A Healthcare is in large measure a community good. People
often feel a stronger sense of responsibility to people
who live on their street or in their town than they do to
those three states over or 3,000 miles away on the other
coast. And, usually, healthcare is a local event. Unless
you have a particularly serious condition and financial
resources, you aren’t going to travel far to get care.
People choose primary-care providers geographically close
to them. Also implicit in healthcare-reform discussions
are particular values about who should pay, who’s
responsible. I just finished a health ethics and policy
course in the fall where we talked about what responsibility
you have to others regarding healthcare. Should your health
insurance only cover what you need, or are you willing to
share the financial risk with others? It’s very interesting
that insurance, when it started in this country, was often
a cooperative mutual aid endeavor. People kicked into a
pool of money, risking that they might not “use” their
monthly premium. But if they ended up in the hospital, then

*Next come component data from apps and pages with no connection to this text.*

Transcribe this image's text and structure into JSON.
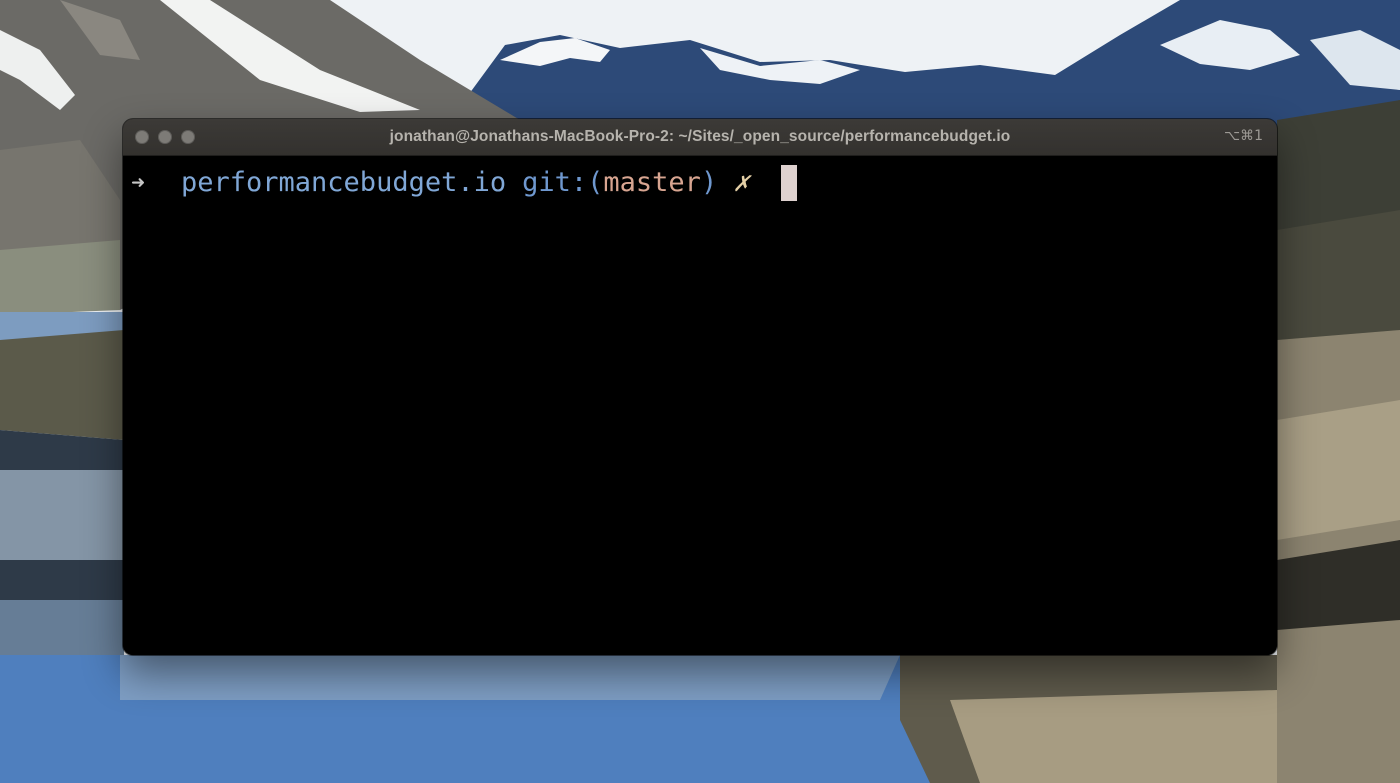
{
  "window": {
    "title": "jonathan@Jonathans-MacBook-Pro-2: ~/Sites/_open_source/performancebudget.io",
    "shortcut": "⌥⌘1"
  },
  "prompt": {
    "arrow": "➜",
    "directory": "performancebudget.io",
    "git_label": "git:(",
    "branch": "master",
    "git_close": ")",
    "dirty_marker": "✗"
  },
  "colors": {
    "directory": "#80a7d6",
    "git": "#6f98cf",
    "branch": "#d8a591",
    "cursor": "#ded1cf"
  }
}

that care would be paid for. Increasingly, insurance in
this country has become experience rated, where our premiums
reflect our individual risk. So what is our responsibility

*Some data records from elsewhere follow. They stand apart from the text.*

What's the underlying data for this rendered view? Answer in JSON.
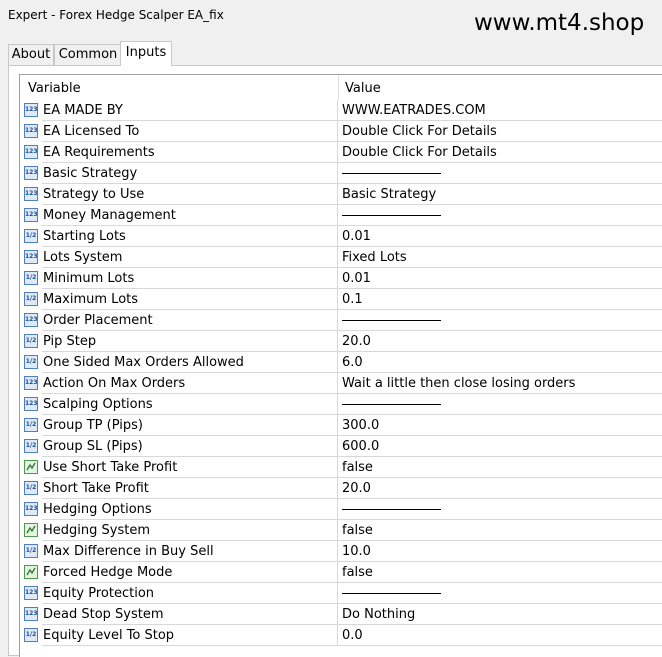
{
  "window": {
    "title": "Expert - Forex Hedge Scalper EA_fix",
    "watermark": "www.mt4.shop"
  },
  "tabs": [
    {
      "label": "About"
    },
    {
      "label": "Common"
    },
    {
      "label": "Inputs"
    }
  ],
  "active_tab": "Inputs",
  "columns": {
    "variable": "Variable",
    "value": "Value"
  },
  "rows": [
    {
      "type": "int",
      "name": "EA MADE BY",
      "value": "WWW.EATRADES.COM"
    },
    {
      "type": "int",
      "name": "EA Licensed To",
      "value": "Double Click For Details"
    },
    {
      "type": "int",
      "name": "EA Requirements",
      "value": "Double Click For Details"
    },
    {
      "type": "int",
      "name": "Basic Strategy",
      "value": "",
      "separator": true
    },
    {
      "type": "int",
      "name": "Strategy to Use",
      "value": "Basic Strategy"
    },
    {
      "type": "int",
      "name": "Money Management",
      "value": "",
      "separator": true
    },
    {
      "type": "dbl",
      "name": "Starting Lots",
      "value": "0.01"
    },
    {
      "type": "int",
      "name": "Lots System",
      "value": "Fixed Lots"
    },
    {
      "type": "dbl",
      "name": "Minimum Lots",
      "value": "0.01"
    },
    {
      "type": "dbl",
      "name": "Maximum Lots",
      "value": "0.1"
    },
    {
      "type": "int",
      "name": "Order Placement",
      "value": "",
      "separator": true
    },
    {
      "type": "dbl",
      "name": "Pip Step",
      "value": "20.0"
    },
    {
      "type": "dbl",
      "name": "One Sided Max Orders Allowed",
      "value": "6.0"
    },
    {
      "type": "int",
      "name": "Action On Max Orders",
      "value": "Wait a little then close losing orders"
    },
    {
      "type": "int",
      "name": "Scalping Options",
      "value": "",
      "separator": true
    },
    {
      "type": "dbl",
      "name": "Group TP (Pips)",
      "value": "300.0"
    },
    {
      "type": "dbl",
      "name": "Group SL (Pips)",
      "value": "600.0"
    },
    {
      "type": "bool",
      "name": "Use Short Take Profit",
      "value": "false"
    },
    {
      "type": "dbl",
      "name": "Short Take Profit",
      "value": "20.0"
    },
    {
      "type": "int",
      "name": "Hedging Options",
      "value": "",
      "separator": true
    },
    {
      "type": "bool",
      "name": "Hedging System",
      "value": "false"
    },
    {
      "type": "dbl",
      "name": "Max Difference in Buy Sell",
      "value": "10.0"
    },
    {
      "type": "bool",
      "name": "Forced Hedge Mode",
      "value": "false"
    },
    {
      "type": "int",
      "name": "Equity Protection",
      "value": "",
      "separator": true
    },
    {
      "type": "int",
      "name": "Dead Stop System",
      "value": "Do Nothing"
    },
    {
      "type": "dbl",
      "name": "Equity Level To Stop",
      "value": "0.0"
    }
  ],
  "icon_names": {
    "int": "integer-type-icon",
    "dbl": "double-type-icon",
    "bool": "boolean-type-icon"
  }
}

to care for others? That question needs to be asked not
just at the national level, but within communities themselves.
Q Are you optimistic about change?
A Most local communities already understand that they have
a responsibility to public health. They do immunizations,
well-baby clinics, sexually transmitted disease clinics—conventional
public health programs. But clearly community healthcare
must be integrated with public health. I am hopeful. I
am now looking at Canada, where the national government
sets certain standards and provides some funding, but
where the provinces have primary authority for healthcare
and public health. Nine of the ten provinces in Canada
have now shifted some of their responsibility to district
health boards, where community members are making decisions
about how their resources will be spent.
Q Ultimately, it seems that looking at things at a community
level is not a conventional approach. In many ways, it’s
radical and innovative.
A Exactly. But the students in Community Health tend to
be pioneers in spirit; they see the reality and the value
of taking a community perspective. The future of a just
healthcare system in this country relies in part on recognizing
multiple communities and the roles they play in health and
healthcare. Our challenge now is to recognize this diversity
at the local level and to give those communities an effective
voice in healthcare decision making.